── Records

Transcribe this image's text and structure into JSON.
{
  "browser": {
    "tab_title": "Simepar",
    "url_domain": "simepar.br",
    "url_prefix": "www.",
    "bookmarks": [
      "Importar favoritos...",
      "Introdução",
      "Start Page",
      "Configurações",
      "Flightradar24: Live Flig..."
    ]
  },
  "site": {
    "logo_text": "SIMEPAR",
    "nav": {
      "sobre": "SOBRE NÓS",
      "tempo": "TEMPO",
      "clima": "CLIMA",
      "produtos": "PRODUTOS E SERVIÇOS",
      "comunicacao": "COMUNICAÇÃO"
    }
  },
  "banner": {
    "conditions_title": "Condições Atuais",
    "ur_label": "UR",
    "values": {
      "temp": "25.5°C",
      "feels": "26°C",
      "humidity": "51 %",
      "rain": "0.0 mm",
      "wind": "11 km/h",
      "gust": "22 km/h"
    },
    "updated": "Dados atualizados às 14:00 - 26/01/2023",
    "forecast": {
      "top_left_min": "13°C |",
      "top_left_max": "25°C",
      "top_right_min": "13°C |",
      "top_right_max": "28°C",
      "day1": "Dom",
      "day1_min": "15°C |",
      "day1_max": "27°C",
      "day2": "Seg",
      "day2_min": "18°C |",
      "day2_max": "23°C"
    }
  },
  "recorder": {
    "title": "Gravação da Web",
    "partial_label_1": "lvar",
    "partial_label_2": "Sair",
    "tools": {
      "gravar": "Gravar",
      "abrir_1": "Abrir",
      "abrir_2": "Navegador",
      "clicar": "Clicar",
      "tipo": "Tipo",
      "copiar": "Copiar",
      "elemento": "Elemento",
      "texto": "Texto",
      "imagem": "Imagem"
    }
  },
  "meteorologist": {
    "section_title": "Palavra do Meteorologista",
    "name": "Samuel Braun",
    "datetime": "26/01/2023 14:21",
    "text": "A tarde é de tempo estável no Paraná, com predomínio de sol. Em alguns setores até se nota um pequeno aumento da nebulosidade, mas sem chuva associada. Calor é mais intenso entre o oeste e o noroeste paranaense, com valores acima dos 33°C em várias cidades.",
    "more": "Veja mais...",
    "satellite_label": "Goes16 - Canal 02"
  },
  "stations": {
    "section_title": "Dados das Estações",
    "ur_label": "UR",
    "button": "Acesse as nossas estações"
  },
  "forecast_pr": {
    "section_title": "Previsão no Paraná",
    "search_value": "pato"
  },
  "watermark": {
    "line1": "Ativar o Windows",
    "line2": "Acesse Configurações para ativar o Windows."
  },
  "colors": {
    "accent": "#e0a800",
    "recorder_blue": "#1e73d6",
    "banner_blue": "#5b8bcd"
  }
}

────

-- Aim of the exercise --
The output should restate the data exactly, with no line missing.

-- Solution to the problem --
Transcribe this image's text and structure into JSON.
{
  "browser": {
    "tab_title": "Simepar",
    "url_domain": "simepar.br",
    "url_prefix": "www.",
    "bookmarks": [
      "Importar favoritos...",
      "Introdução",
      "Start Page",
      "Configurações",
      "Flightradar24: Live Flig..."
    ]
  },
  "site": {
    "logo_text": "SIMEPAR",
    "nav": {
      "sobre": "SOBRE NÓS",
      "tempo": "TEMPO",
      "clima": "CLIMA",
      "produtos": "PRODUTOS E SERVIÇOS",
      "comunicacao": "COMUNICAÇÃO"
    }
  },
  "banner": {
    "conditions_title": "Condições Atuais",
    "ur_label": "UR",
    "values": {
      "temp": "25.5°C",
      "feels": "26°C",
      "humidity": "51 %",
      "rain": "0.0 mm",
      "wind": "11 km/h",
      "gust": "22 km/h"
    },
    "updated": "Dados atualizados às 14:00 - 26/01/2023",
    "forecast": {
      "top_left_min": "13°C |",
      "top_left_max": "25°C",
      "top_right_min": "13°C |",
      "top_right_max": "28°C",
      "day1": "Dom",
      "day1_min": "15°C |",
      "day1_max": "27°C",
      "day2": "Seg",
      "day2_min": "18°C |",
      "day2_max": "23°C"
    }
  },
  "recorder": {
    "title": "Gravação da Web",
    "partial_label_1": "lvar",
    "partial_label_2": "Sair",
    "tools": {
      "gravar": "Gravar",
      "abrir_1": "Abrir",
      "abrir_2": "Navegador",
      "clicar": "Clicar",
      "tipo": "Tipo",
      "copiar": "Copiar",
      "elemento": "Elemento",
      "texto": "Texto",
      "imagem": "Imagem"
    }
  },
  "meteorologist": {
    "section_title": "Palavra do Meteorologista",
    "name": "Samuel Braun",
    "datetime": "26/01/2023 14:21",
    "text": "A tarde é de tempo estável no Paraná, com predomínio de sol. Em alguns setores até se nota um pequeno aumento da nebulosidade, mas sem chuva associada. Calor é mais intenso entre o oeste e o noroeste paranaense, com valores acima dos 33°C em várias cidades.",
    "more": "Veja mais...",
    "satellite_label": "Goes16 - Canal 02"
  },
  "stations": {
    "section_title": "Dados das Estações",
    "ur_label": "UR",
    "button": "Acesse as nossas estações"
  },
  "forecast_pr": {
    "section_title": "Previsão no Paraná",
    "search_value": "pato"
  },
  "watermark": {
    "line1": "Ativar o Windows",
    "line2": "Acesse Configurações para ativar o Windows."
  },
  "colors": {
    "accent": "#e0a800",
    "recorder_blue": "#1e73d6",
    "banner_blue": "#5b8bcd"
  }
}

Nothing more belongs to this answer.